“And let’s talk job performance beyond bid day. Estimators, by nature, take pride of ownership in the projects they pursue. If they didn’t, they wouldn’t win many projects nor last long in the job. That ownership position doesn’t stop at winning the project; estimators want the projects they estimate to be built and implemented correctly and be profitable. And they want to ensure they have a happy client. But for most estimators, their only direct responsibility is winning the project. After that, the project is handed off to a project manager and supporting cast who have to perform the rest of the functions. When a project doesn’t go well after award, some estimators either take the burden on themselves (they should have done more) or they blame their teammates and wonder why they put all that effort into winning the job in the first place.
“Finally, estimators deal with the quality of their work–as viewed by their peers. Because a lot of AV companies place financial responsibility–and even bonuses–on a project manager’s ability to bring projects in profitability, there is a tendency among project managers to highlight every mistake an estimator might make. But remember, the bid period is typically only a few weeks, yet that estimator’s work stands forever for everyone to analyze. If you’re a technician who installs a speaker in the wrong location, you can relocate it and the evidence of the mistake is gone from view. But if you’re an estimator who misses a speaker count, the printout of your estimate is always available. This continual job review by peers, bosses, and other parties makes estimating a very difficult profession.”
Dave makes a lot of good points. The job of an AV project estimator isn’t easy. And it’s fairly unsung. So why be an estimator in the first place?
Dave continues, “Why would anyone be an estimator? If you’re good, you typically win only one in every four jobs. In today’s market it may be more like one in six or 10. Estimators are the cream of the crop. They are unique. They need math skills, strategy skills, reading comprehension, visualization skills, and most of all thick skin. No AV company can survive for long without good estimators. They take a beating day in and day out and keep coming back for more. I think it’s important for everyone in the business to understand how difficult the job is so they can understand and support their estimator as best they can. What type of support? Start with just a little appreciation for a job well done. And if you’re so moved, go out and hug your estimator today!”
Estimators!

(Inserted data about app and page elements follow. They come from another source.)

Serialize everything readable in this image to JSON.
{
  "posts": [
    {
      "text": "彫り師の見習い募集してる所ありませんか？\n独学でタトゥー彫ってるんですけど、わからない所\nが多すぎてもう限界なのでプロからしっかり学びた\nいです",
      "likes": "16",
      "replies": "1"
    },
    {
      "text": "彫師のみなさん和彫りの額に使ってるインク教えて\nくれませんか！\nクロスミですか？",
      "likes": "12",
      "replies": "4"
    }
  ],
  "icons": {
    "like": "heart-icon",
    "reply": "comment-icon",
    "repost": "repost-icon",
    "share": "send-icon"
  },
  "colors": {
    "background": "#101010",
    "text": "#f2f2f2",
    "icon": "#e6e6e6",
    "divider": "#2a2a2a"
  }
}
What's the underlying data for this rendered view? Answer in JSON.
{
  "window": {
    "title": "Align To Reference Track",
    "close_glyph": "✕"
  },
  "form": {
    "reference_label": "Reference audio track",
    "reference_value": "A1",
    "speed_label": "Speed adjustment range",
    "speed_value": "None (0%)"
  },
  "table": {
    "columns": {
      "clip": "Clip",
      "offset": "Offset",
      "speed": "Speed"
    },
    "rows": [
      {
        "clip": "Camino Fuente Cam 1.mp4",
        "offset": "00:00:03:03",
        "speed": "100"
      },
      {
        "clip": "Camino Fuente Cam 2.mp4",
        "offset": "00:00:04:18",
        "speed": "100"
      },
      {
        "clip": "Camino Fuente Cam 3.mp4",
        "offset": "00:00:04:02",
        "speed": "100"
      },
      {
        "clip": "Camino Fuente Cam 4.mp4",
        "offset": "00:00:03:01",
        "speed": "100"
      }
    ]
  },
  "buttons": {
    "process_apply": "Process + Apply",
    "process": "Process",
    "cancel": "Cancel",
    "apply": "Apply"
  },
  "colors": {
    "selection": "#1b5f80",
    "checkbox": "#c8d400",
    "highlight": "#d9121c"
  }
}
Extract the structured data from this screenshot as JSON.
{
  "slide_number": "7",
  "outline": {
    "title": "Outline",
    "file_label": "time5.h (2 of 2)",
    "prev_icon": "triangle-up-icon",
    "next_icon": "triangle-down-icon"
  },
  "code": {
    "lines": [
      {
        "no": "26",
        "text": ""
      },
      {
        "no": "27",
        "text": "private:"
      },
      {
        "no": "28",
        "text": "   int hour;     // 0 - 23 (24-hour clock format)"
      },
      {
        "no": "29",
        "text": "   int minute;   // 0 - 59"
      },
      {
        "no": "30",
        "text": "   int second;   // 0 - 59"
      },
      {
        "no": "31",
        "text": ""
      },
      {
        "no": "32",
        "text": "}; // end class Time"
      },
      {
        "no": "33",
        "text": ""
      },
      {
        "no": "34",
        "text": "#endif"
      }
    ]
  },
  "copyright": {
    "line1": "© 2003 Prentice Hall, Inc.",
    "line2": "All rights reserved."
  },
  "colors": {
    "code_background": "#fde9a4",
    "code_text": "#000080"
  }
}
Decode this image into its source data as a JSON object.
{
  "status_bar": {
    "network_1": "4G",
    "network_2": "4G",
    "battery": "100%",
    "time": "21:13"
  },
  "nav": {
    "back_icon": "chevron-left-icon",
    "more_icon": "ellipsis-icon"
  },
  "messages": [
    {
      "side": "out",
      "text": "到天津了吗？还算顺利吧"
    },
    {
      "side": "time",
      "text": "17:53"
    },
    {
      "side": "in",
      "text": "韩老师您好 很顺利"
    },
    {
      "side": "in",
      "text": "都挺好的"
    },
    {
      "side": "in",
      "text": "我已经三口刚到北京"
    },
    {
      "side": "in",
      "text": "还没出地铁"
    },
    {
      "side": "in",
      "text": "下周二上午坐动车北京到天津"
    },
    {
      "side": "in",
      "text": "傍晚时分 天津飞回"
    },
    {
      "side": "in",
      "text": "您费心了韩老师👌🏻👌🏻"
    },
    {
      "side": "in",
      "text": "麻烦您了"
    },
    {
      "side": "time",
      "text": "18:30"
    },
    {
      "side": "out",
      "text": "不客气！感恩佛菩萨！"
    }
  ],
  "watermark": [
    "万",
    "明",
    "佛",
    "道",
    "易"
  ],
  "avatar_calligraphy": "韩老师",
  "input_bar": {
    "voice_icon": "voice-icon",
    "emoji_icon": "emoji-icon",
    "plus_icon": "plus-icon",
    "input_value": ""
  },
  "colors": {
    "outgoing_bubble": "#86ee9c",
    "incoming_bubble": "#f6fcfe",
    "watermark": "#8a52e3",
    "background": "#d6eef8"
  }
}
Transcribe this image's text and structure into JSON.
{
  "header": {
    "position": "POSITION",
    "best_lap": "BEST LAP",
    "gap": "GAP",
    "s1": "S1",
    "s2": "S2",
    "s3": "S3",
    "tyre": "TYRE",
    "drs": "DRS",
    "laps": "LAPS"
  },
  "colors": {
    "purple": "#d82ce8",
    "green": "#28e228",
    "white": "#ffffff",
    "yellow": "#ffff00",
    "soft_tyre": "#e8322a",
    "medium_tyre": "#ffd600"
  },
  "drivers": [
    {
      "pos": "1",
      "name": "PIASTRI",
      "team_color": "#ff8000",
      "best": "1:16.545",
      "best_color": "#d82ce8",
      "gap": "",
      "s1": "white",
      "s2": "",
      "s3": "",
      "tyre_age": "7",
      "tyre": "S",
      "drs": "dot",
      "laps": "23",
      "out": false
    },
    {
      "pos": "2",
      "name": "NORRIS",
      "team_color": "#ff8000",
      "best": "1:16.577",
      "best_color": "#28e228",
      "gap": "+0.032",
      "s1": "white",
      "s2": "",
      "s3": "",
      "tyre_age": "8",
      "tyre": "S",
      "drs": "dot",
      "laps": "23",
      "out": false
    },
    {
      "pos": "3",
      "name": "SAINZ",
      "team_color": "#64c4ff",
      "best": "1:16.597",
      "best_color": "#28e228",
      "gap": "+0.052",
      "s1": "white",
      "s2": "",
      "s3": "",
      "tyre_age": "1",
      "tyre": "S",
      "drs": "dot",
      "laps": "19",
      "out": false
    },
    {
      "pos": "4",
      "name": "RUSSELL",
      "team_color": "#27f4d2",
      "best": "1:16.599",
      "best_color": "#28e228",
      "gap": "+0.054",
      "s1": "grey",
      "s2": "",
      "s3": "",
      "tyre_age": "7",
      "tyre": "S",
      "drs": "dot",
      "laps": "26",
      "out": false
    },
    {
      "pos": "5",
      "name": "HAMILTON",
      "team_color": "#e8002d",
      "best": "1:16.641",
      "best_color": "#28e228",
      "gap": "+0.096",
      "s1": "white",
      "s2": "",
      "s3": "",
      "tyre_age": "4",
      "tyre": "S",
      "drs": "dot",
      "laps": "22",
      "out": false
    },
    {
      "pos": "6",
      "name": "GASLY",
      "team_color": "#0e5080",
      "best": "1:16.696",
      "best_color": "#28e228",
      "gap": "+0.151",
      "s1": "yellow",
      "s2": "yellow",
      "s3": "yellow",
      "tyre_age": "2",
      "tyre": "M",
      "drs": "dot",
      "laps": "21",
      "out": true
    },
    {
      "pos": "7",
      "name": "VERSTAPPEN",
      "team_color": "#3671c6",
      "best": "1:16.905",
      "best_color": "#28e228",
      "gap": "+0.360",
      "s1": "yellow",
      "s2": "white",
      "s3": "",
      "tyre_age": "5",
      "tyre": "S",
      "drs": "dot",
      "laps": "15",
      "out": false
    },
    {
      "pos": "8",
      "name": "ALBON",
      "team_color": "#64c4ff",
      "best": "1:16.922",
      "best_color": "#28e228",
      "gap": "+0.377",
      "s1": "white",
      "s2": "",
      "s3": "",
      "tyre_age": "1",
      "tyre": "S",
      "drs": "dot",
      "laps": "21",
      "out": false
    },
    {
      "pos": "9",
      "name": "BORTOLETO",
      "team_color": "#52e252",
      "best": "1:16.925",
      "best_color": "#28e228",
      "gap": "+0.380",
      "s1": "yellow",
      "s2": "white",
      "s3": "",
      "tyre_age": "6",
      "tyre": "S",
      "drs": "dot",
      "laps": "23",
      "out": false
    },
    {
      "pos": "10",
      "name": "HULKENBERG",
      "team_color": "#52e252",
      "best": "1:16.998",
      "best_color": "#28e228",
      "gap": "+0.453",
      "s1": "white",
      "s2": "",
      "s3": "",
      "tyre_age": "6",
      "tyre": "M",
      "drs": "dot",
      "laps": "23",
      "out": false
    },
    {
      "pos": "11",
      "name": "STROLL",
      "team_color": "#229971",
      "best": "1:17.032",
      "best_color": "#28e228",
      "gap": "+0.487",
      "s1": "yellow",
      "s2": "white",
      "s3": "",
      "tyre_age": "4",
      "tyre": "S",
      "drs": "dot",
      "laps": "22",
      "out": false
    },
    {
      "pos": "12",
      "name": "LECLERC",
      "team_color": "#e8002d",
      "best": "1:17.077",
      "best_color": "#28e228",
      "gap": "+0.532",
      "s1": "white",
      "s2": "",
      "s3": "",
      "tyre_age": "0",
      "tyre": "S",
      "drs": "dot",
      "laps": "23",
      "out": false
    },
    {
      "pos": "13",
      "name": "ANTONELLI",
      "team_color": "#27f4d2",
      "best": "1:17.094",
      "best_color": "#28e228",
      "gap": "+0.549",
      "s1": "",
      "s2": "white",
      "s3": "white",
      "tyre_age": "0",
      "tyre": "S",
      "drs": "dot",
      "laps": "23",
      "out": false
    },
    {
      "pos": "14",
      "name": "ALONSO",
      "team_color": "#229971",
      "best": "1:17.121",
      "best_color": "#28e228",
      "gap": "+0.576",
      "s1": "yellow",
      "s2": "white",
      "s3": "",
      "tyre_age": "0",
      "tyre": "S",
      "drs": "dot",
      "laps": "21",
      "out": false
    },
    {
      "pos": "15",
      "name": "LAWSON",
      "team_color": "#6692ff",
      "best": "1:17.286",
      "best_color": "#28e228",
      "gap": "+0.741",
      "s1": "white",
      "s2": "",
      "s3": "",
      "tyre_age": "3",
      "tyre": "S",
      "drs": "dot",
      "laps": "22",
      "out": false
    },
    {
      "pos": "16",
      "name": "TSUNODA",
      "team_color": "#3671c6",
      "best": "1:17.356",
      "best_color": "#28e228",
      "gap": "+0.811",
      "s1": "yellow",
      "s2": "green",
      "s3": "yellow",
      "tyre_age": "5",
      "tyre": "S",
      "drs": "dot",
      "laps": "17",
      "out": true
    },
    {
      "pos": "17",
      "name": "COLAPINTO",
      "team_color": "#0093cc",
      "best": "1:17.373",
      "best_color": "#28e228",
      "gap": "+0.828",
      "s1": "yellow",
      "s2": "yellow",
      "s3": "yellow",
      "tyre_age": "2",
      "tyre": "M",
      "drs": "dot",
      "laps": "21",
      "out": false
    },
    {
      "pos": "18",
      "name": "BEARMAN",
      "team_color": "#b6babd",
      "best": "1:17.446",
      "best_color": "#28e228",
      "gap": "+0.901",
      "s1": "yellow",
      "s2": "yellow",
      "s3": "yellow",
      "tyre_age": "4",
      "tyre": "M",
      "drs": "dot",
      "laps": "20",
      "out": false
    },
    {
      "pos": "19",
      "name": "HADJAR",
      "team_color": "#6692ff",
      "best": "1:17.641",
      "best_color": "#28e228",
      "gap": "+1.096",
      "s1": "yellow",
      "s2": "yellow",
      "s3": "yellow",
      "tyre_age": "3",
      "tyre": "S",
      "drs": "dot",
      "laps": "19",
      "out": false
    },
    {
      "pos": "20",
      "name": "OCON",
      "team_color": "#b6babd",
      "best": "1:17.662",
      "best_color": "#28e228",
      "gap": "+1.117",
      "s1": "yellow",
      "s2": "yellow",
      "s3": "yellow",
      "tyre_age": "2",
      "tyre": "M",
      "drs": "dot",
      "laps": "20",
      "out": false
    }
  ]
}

Does this sound familiar? People who love estimators! How do you value their role in your firm’s success? Let’s start the discussion here about this or another other underappreciated role in a successful AV project team.